Thanks a lot for the kind words, glad you like my website!
Regarding your question: I would use the following R code to extract multiple list elements:
thank you bro, it was so helpfull
This is great to hear, glad it helped!
can i use $ to combine variables of unequal length to a data?
i have 3 variables of different lengths
and they are factors
length(x) = 2 (factor with 2 levels)
length(y)=2 (factor with 2 levels)
lenght(f)=5 ( factor of 5 levels and 4 values)
and the data which is file (p.txt) contain 4403
every time i try to add this variable as columns to the data it give me error of replacment due to the different length
how to combine them to the data file without losing their type as factors
i tried maxlength but it convert them to integer
i tried $ but it give me NULL the coloumns not added
i tried cbind but it give me error of different lengths
what should i do

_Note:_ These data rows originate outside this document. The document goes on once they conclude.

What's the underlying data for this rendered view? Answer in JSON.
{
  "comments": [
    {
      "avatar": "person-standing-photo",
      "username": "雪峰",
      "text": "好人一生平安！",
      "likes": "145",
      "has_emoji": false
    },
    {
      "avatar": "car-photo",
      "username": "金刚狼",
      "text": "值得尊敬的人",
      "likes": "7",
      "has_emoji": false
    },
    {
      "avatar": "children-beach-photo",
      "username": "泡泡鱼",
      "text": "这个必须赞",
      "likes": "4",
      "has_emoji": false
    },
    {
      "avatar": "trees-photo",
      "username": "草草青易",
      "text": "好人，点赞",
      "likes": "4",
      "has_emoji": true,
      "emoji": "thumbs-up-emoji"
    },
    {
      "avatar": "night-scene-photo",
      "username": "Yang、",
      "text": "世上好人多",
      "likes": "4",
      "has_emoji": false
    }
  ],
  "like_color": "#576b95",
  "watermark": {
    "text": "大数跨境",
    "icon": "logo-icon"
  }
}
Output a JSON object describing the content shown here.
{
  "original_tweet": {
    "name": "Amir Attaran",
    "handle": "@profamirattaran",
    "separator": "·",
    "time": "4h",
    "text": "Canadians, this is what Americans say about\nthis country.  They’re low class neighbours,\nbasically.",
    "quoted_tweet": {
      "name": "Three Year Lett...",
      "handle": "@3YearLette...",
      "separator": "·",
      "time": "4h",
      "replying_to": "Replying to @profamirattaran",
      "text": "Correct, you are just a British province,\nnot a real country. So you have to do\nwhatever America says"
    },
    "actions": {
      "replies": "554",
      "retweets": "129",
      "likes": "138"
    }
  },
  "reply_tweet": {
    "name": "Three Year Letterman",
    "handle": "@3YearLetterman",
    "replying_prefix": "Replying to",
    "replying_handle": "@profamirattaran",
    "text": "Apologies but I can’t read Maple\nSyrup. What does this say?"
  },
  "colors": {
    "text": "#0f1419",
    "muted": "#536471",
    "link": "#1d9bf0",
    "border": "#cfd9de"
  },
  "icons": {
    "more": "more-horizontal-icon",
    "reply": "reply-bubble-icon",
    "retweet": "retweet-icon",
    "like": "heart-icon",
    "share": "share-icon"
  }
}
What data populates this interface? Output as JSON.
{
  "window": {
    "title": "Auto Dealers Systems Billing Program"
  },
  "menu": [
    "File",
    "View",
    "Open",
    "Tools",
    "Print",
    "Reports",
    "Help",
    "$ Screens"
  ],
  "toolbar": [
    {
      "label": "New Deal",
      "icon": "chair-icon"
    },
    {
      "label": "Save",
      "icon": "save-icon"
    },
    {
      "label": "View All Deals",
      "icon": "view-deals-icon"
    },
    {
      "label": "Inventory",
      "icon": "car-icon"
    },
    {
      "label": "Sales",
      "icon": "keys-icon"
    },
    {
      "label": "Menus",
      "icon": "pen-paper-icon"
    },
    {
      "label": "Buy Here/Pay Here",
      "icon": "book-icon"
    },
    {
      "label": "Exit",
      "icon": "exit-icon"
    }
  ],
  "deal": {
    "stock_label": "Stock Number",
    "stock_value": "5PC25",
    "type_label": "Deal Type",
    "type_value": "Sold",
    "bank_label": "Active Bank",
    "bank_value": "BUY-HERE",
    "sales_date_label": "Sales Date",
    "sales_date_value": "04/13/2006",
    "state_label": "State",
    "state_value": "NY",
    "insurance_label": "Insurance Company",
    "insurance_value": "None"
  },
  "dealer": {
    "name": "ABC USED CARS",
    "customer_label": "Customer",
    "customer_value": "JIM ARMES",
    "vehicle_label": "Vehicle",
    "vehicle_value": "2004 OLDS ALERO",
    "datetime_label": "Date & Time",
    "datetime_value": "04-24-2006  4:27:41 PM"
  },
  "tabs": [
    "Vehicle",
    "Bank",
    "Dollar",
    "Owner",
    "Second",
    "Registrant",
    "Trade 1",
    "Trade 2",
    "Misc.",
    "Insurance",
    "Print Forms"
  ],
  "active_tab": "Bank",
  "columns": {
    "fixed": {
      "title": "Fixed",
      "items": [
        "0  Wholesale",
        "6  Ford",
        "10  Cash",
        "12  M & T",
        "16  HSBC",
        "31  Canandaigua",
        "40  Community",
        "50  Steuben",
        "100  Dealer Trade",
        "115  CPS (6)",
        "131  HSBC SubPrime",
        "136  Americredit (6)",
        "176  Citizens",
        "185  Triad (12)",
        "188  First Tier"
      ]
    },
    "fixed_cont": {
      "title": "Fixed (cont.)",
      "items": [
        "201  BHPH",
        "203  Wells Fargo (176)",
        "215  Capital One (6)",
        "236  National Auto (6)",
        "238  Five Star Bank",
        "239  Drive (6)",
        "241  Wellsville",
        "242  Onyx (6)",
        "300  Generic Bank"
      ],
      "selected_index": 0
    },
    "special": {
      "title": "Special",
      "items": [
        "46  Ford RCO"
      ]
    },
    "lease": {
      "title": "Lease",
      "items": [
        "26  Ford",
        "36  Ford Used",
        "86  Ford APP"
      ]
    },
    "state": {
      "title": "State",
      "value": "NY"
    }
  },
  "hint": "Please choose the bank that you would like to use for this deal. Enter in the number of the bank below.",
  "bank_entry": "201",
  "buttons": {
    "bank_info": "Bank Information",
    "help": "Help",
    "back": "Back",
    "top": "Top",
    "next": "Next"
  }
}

You can check our tutorial: Create Data Frame of Unequal Lengths in R. Let me know if the solution worked for you.